This section will introduce some of the most important aspects of GTK+.
3.1. Main loop and Signals¶
Like most GUI toolkits, GTK+ uses an event-driven programming model. When the user is doing nothing, GTK+ sits in the main loop and waits for input. If the user performs some action - say, a mouse click - then the main loop “wakes up” and delivers an event to GTK+.
When widgets receive an event, they frequently emit one or more signals. Signals notify your program that “something interesting happened” by invoking functions you’ve connected to the signal. Such functions are commonly known as callbacks. When your callbacks are invoked, you would typically take some action - for example, when an Open button is clicked you might display a file chooser dialog. After a callback finishes, GTK+ will return to the main loop and await more user input.
A generic example is:
handler_id = widget.connect("event", callback, data)

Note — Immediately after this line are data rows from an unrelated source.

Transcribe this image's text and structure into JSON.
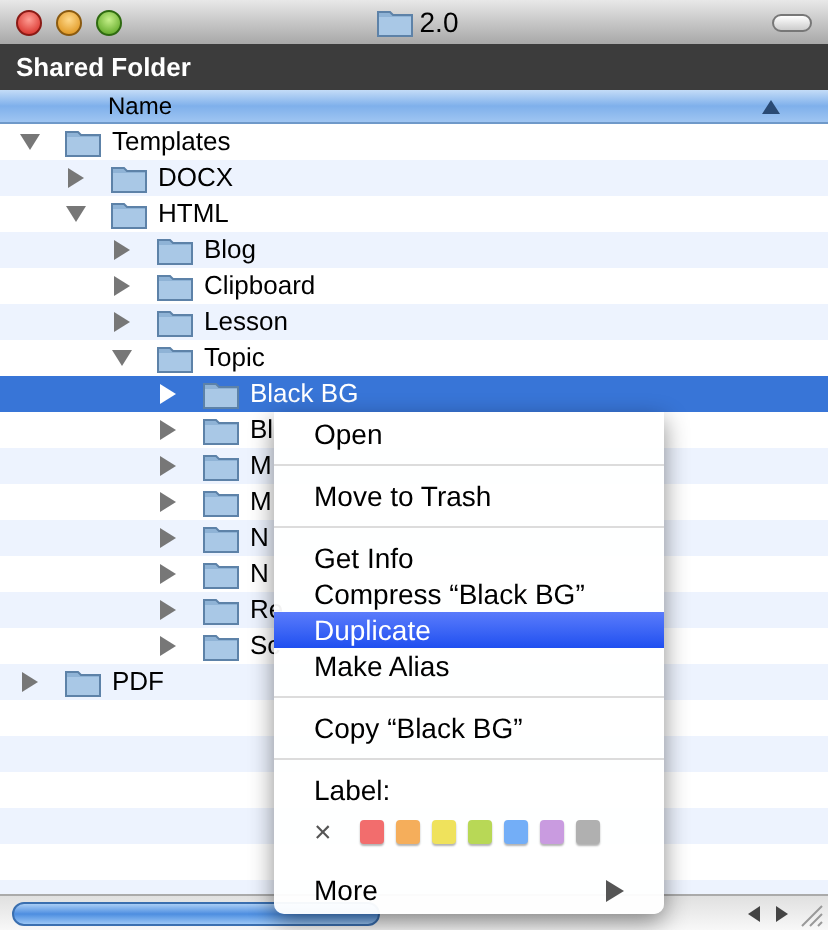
{
  "window": {
    "title": "2.0"
  },
  "header": {
    "title": "Shared Folder"
  },
  "columns": [
    {
      "label": "Name",
      "sort_ascending": true
    }
  ],
  "tree": [
    {
      "name": "Templates",
      "expanded": true,
      "selected": false,
      "children": [
        {
          "name": "DOCX",
          "expanded": false,
          "selected": false
        },
        {
          "name": "HTML",
          "expanded": true,
          "selected": false,
          "children": [
            {
              "name": "Blog",
              "expanded": false,
              "selected": false
            },
            {
              "name": "Clipboard",
              "expanded": false,
              "selected": false
            },
            {
              "name": "Lesson",
              "expanded": false,
              "selected": false
            },
            {
              "name": "Topic",
              "expanded": true,
              "selected": false,
              "children": [
                {
                  "name": "Black BG",
                  "expanded": false,
                  "selected": true
                },
                {
                  "name": "Bl",
                  "expanded": false,
                  "selected": false
                },
                {
                  "name": "M",
                  "expanded": false,
                  "selected": false
                },
                {
                  "name": "M",
                  "expanded": false,
                  "selected": false
                },
                {
                  "name": "N",
                  "expanded": false,
                  "selected": false
                },
                {
                  "name": "N",
                  "expanded": false,
                  "selected": false
                },
                {
                  "name": "Re",
                  "expanded": false,
                  "selected": false
                },
                {
                  "name": "Sc",
                  "expanded": false,
                  "selected": false
                }
              ]
            }
          ]
        }
      ]
    },
    {
      "name": "PDF",
      "expanded": false,
      "selected": false
    }
  ],
  "context_menu": [
    {
      "kind": "item",
      "label": "Open",
      "selected": false
    },
    {
      "kind": "separator"
    },
    {
      "kind": "item",
      "label": "Move to Trash",
      "selected": false
    },
    {
      "kind": "separator"
    },
    {
      "kind": "item",
      "label": "Get Info",
      "selected": false
    },
    {
      "kind": "item",
      "label": "Compress “Black BG”",
      "selected": false
    },
    {
      "kind": "item",
      "label": "Duplicate",
      "selected": true
    },
    {
      "kind": "item",
      "label": "Make Alias",
      "selected": false
    },
    {
      "kind": "separator"
    },
    {
      "kind": "item",
      "label": "Copy “Black BG”",
      "selected": false
    },
    {
      "kind": "separator"
    },
    {
      "kind": "heading",
      "label": "Label:"
    },
    {
      "kind": "labels",
      "clear": "×",
      "colors": [
        {
          "color": "#f26d6d"
        },
        {
          "color": "#f5ae5b"
        },
        {
          "color": "#efe25c"
        },
        {
          "color": "#b8d856"
        },
        {
          "color": "#73aef7"
        },
        {
          "color": "#c99be0"
        },
        {
          "color": "#b0b0b0"
        }
      ]
    },
    {
      "kind": "submenu",
      "label": "More",
      "selected": false
    }
  ]
}
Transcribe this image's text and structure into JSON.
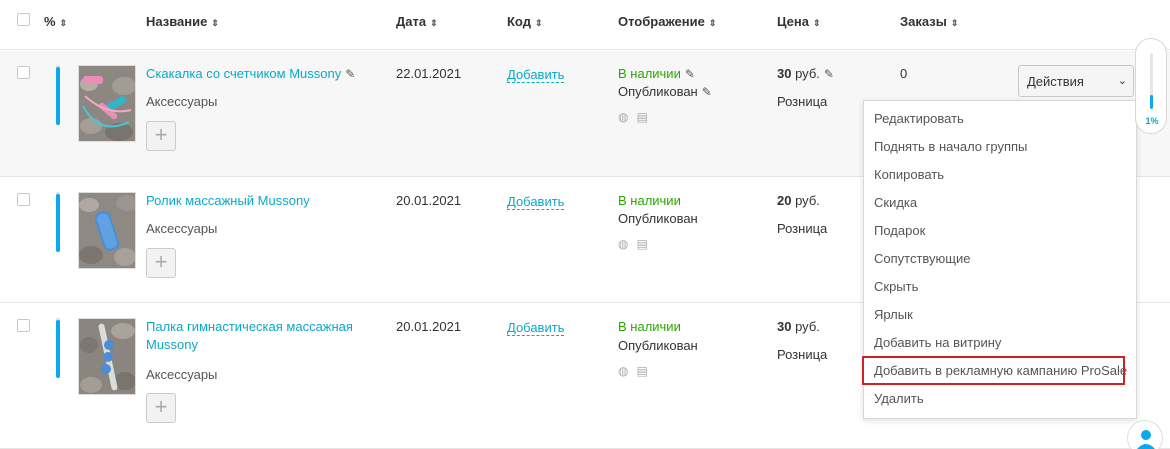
{
  "header": {
    "percent": "%",
    "name": "Название",
    "date": "Дата",
    "code": "Код",
    "display": "Отображение",
    "price": "Цена",
    "orders": "Заказы",
    "sort_icon": "⇕"
  },
  "rows": [
    {
      "name": "Скакалка со счетчиком Mussony",
      "category": "Аксессуары",
      "date": "22.01.2021",
      "code_link": "Добавить",
      "stock": "В наличии",
      "status": "Опубликован",
      "price_value": "30",
      "price_unit": "руб.",
      "price_type": "Розница",
      "orders": "0",
      "progress": 1.0
    },
    {
      "name": "Ролик массажный Mussony",
      "category": "Аксессуары",
      "date": "20.01.2021",
      "code_link": "Добавить",
      "stock": "В наличии",
      "status": "Опубликован",
      "price_value": "20",
      "price_unit": "руб.",
      "price_type": "Розница",
      "orders": "",
      "progress": 1.0
    },
    {
      "name": "Палка гимнастическая массажная Mussony",
      "category": "Аксессуары",
      "date": "20.01.2021",
      "code_link": "Добавить",
      "stock": "В наличии",
      "status": "Опубликован",
      "price_value": "30",
      "price_unit": "руб.",
      "price_type": "Розница",
      "orders": "",
      "progress": 1.0
    }
  ],
  "actions": {
    "label": "Действия",
    "menu": [
      "Редактировать",
      "Поднять в начало группы",
      "Копировать",
      "Скидка",
      "Подарок",
      "Сопутствующие",
      "Скрыть",
      "Ярлык",
      "Добавить на витрину",
      "Добавить в рекламную кампанию ProSale",
      "Удалить"
    ],
    "highlighted_index": 9
  },
  "scroll": {
    "label": "1%",
    "value_percent": 1
  },
  "colors": {
    "accent": "#0aa9c8",
    "progress": "#0aa9ec",
    "in_stock": "#2aa700",
    "highlight_border": "#d0202a"
  },
  "icons": {
    "edit": "pencil-icon",
    "globe": "globe-icon",
    "store": "store-icon",
    "plus": "plus-icon",
    "dropdown": "chevron-down-icon",
    "help": "user-help-icon"
  }
}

Firstly, widget is an instance of a widget we created earlier. Next, the event we are interested in. Each widget has its own particular events which can occur. For instance, if you have a button you usually want to connect to the “clicked” event. This means that when the button is clicked, the signal is issued. Thirdly, the callback argument is the name of the callback function. It contains the code which runs when signals of the specified type are issued. Finally, the data argument includes any data which should be passed when the signal is issued. However, this argument is completely optional and can be left out if not required.
The function returns a number that identifies this particular signal-callback pair. It is required to disconnect from a signal such that the callback function will not be called during any future or currently ongoing emissions of the signal it has been connected to.

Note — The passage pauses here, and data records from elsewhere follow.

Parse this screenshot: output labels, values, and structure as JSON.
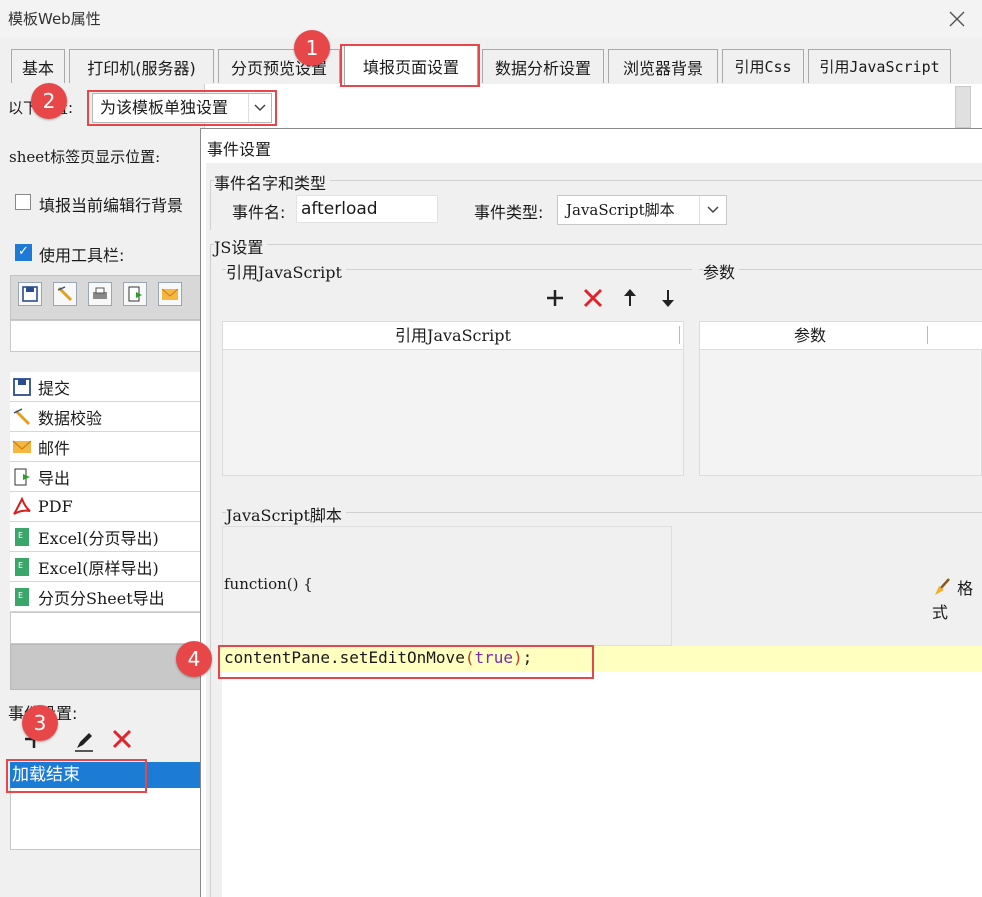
{
  "window": {
    "title": "模板Web属性"
  },
  "tabs": [
    {
      "label": "基本"
    },
    {
      "label": "打印机(服务器)"
    },
    {
      "label": "分页预览设置"
    },
    {
      "label": "填报页面设置",
      "active": true
    },
    {
      "label": "数据分析设置"
    },
    {
      "label": "浏览器背景"
    },
    {
      "label": "引用Css"
    },
    {
      "label": "引用JavaScript"
    }
  ],
  "left": {
    "scope_label": "以下设置:",
    "scope_value": "为该模板单独设置",
    "sheet_label": "sheet标签页显示位置:",
    "bg_checkbox_label": "填报当前编辑行背景",
    "toolbar_checkbox_label": "使用工具栏:",
    "toolbar_checkbox_checked": true,
    "toolbar_items": [
      {
        "label": "提交",
        "icon": "save-icon"
      },
      {
        "label": "数据校验",
        "icon": "check-pencil-icon"
      },
      {
        "label": "邮件",
        "icon": "mail-icon"
      },
      {
        "label": "导出",
        "icon": "export-icon"
      },
      {
        "label": "PDF",
        "icon": "pdf-icon"
      },
      {
        "label": "Excel(分页导出)",
        "icon": "excel-icon"
      },
      {
        "label": "Excel(原样导出)",
        "icon": "excel-icon"
      },
      {
        "label": "分页分Sheet导出",
        "icon": "excel-icon"
      }
    ],
    "event_label": "事件设置:",
    "event_items": [
      "加载结束"
    ]
  },
  "dialog": {
    "title": "事件设置",
    "name_type_group": "事件名字和类型",
    "event_name_label": "事件名:",
    "event_name_value": "afterload",
    "event_type_label": "事件类型:",
    "event_type_value": "JavaScript脚本",
    "js_group": "JS设置",
    "ref_js_label": "引用JavaScript",
    "params_label": "参数",
    "ref_js_column": "引用JavaScript",
    "params_column": "参数",
    "script_label": "JavaScript脚本",
    "function_header": "function() {",
    "format_button": "格式",
    "code_part1": "contentPane.setEditOnMove",
    "code_paren_open": "(",
    "code_arg": "true",
    "code_paren_close": ")",
    "code_end": ";"
  },
  "annotations": [
    "1",
    "2",
    "3",
    "4"
  ],
  "colors": {
    "annotation": "#e8474a",
    "selection": "#1c7bd4",
    "highlight": "#ffffc0",
    "keyword": "#7b2fa6",
    "paren": "#c0392b"
  }
}
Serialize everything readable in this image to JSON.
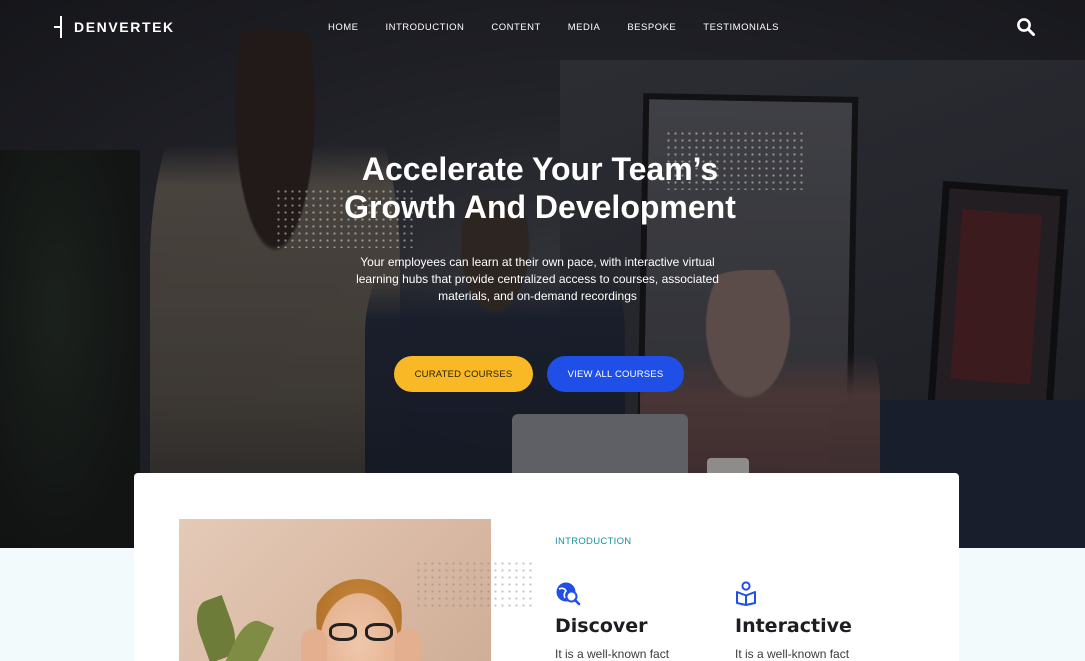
{
  "nav": {
    "logo_text": "DENVERTEK",
    "menu_items": [
      "HOME",
      "INTRODUCTION",
      "CONTENT",
      "MEDIA",
      "BESPOKE",
      "TESTIMONIALS"
    ],
    "search_icon": "search-icon"
  },
  "hero": {
    "title_line1": "Accelerate Your Team’s",
    "title_line2": "Growth And Development",
    "subtitle": "Your employees can learn at their own pace, with interactive virtual learning hubs that provide centralized access to courses, associated materials, and on-demand recordings",
    "buttons": {
      "curated_label": "CURATED COURSES",
      "all_label": "VIEW ALL COURSES"
    }
  },
  "intro": {
    "label": "INTRODUCTION",
    "features": [
      {
        "icon": "globe-search-icon",
        "title": "Discover",
        "text": "It is a well-known fact"
      },
      {
        "icon": "person-book-icon",
        "title": "Interactive",
        "text": "It is a well-known fact"
      }
    ]
  },
  "colors": {
    "accent_yellow": "#f9b826",
    "accent_blue": "#1f4fe6",
    "intro_teal": "#1b8fa3"
  }
}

If you have lost the “handler_id” for some reason (for example the handlers
were installed using
Gtk.Builder.connect_signals()), you can still

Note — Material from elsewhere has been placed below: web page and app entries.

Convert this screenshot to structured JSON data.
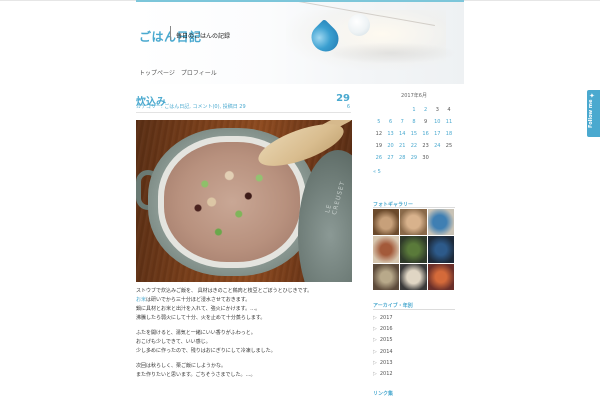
{
  "header": {
    "site_title": "ごはん日記",
    "site_description": "毎日のごはんの記録",
    "nav": [
      "トップページ",
      "プロフィール"
    ]
  },
  "post": {
    "title": "炊込み",
    "meta": "カテゴリー: ごはん日記, コメント(0), 投稿日 29",
    "day": "29",
    "month": "6",
    "photo_label": "LE CREUSET",
    "paragraphs": [
      [
        "ストウブで炊込みご飯を、 具材はきのこと鶏肉と枝豆とごぼうとひじきです。",
        "",
        ""
      ],
      [
        "",
        "お米",
        "は研いでから三十分ほど浸水させておきます。"
      ],
      [
        "鍋に具材とお米と出汁を入れて、強火にかけます。…。",
        "",
        ""
      ],
      [
        "沸騰したら弱火にして十分、火を止めて十分蒸らします。",
        "",
        ""
      ],
      [
        "ふたを開けると、湯気と一緒にいい香りがふわっと。",
        "",
        ""
      ],
      [
        "おこげも少しできて、いい感じ。",
        "",
        ""
      ],
      [
        "少し多めに作ったので、残りはおにぎりにして冷凍しました。",
        "",
        ""
      ],
      [
        "次回は秋らしく、栗ご飯にしようかな。",
        "",
        ""
      ],
      [
        "また作りたいと思います。ごちそうさまでした。…。",
        "",
        ""
      ]
    ]
  },
  "calendar": {
    "caption": "2017年6月",
    "weeks": [
      [
        "",
        "",
        "",
        "1",
        "2",
        "3",
        "4"
      ],
      [
        "5",
        "6",
        "7",
        "8",
        "9",
        "10",
        "11"
      ],
      [
        "12",
        "13",
        "14",
        "15",
        "16",
        "17",
        "18"
      ],
      [
        "19",
        "20",
        "21",
        "22",
        "23",
        "24",
        "25"
      ],
      [
        "26",
        "27",
        "28",
        "29",
        "30",
        "",
        ""
      ]
    ],
    "linked_days": [
      "1",
      "2",
      "5",
      "6",
      "7",
      "8",
      "10",
      "11",
      "13",
      "14",
      "15",
      "16",
      "17",
      "18",
      "20",
      "21",
      "22",
      "24",
      "26",
      "27",
      "28",
      "29"
    ],
    "prev_link": "« 5"
  },
  "widgets": {
    "photo_title": "フォトギャラリー",
    "archive_title": "アーカイブ・年別",
    "archive_items": [
      "2017",
      "2016",
      "2015",
      "2014",
      "2013",
      "2012"
    ],
    "links_title": "リンク集"
  },
  "colors": {
    "accent": "#4aa9cf"
  },
  "follow": {
    "label": "Follow me"
  }
}
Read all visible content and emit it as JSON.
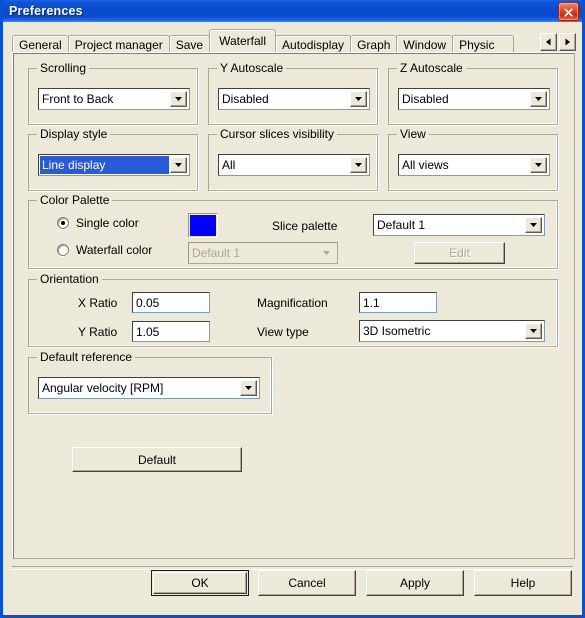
{
  "window": {
    "title": "Preferences",
    "close_icon": "close-icon"
  },
  "tabs": {
    "items": [
      {
        "label": "General",
        "active": false
      },
      {
        "label": "Project manager",
        "active": false
      },
      {
        "label": "Save",
        "active": false
      },
      {
        "label": "Waterfall",
        "active": true
      },
      {
        "label": "Autodisplay",
        "active": false
      },
      {
        "label": "Graph",
        "active": false
      },
      {
        "label": "Window",
        "active": false
      },
      {
        "label": "Physic",
        "active": false
      }
    ],
    "scroll_left_icon": "triangle-left-icon",
    "scroll_right_icon": "triangle-right-icon"
  },
  "groups": {
    "scrolling": {
      "label": "Scrolling",
      "value": "Front to Back"
    },
    "y_autoscale": {
      "label": "Y Autoscale",
      "value": "Disabled"
    },
    "z_autoscale": {
      "label": "Z Autoscale",
      "value": "Disabled"
    },
    "display_style": {
      "label": "Display style",
      "value": "Line display"
    },
    "cursor_slices": {
      "label": "Cursor slices visibility",
      "value": "All"
    },
    "view": {
      "label": "View",
      "value": "All views"
    },
    "color_palette": {
      "label": "Color Palette",
      "single_color_label": "Single color",
      "waterfall_color_label": "Waterfall color",
      "single_color_selected": true,
      "swatch_color": "#0000ff",
      "waterfall_palette_value": "Default 1",
      "slice_palette_label": "Slice palette",
      "slice_palette_value": "Default 1",
      "edit_label": "Edit"
    },
    "orientation": {
      "label": "Orientation",
      "x_ratio_label": "X Ratio",
      "x_ratio_value": "0.05",
      "y_ratio_label": "Y Ratio",
      "y_ratio_value": "1.05",
      "magnification_label": "Magnification",
      "magnification_value": "1.1",
      "view_type_label": "View type",
      "view_type_value": "3D Isometric"
    },
    "default_reference": {
      "label": "Default reference",
      "value": "Angular velocity [RPM]"
    }
  },
  "buttons": {
    "default": "Default",
    "ok": "OK",
    "cancel": "Cancel",
    "apply": "Apply",
    "help": "Help"
  }
}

disconnect a specific callback using the function
Applications should connect to the “destroy” signal of the top-level window.
It is emitted when an object is destroyed, so when a user requests that a toplevel
window is closed, the default handler for this signal destroys the window, but does
not terminate the application. Connecting the “destroy” signal of the top-level window
to the function
Gtk.main_quit() will result in the desired behaviour.
Properties describe the configuration and state of widgets. As for signals, each widget has its own particular set of properties. For example, a button has the property “label” which contains the text of the label widget inside the button. You can specify the name and value of any number of properties as keyword arguments when creating an instance of a widget. To create a label aligned to the right with the text “Hello World” and an angle of 25 degrees, use:
label = Gtk.Label(label="Hello World", angle=25, halign=Gtk.Align.END)
which is equivalent to
label = Gtk.Label() label.set_label("Hello World") label.set_angle(25) label.set_halign(Gtk.Align.END)
Instead of using getters and setters you can also get and set the gobject properties
through the “props” property such as
widget.props.prop_name = value.
This is equivalent to the more verbose
To see which properties are available for a widget in the running version of GTK you can “dir” the “props” property:
widget = Gtk.Box() print(dir(widget.props))
This will print in the console the list of properties a Gtk.Box has.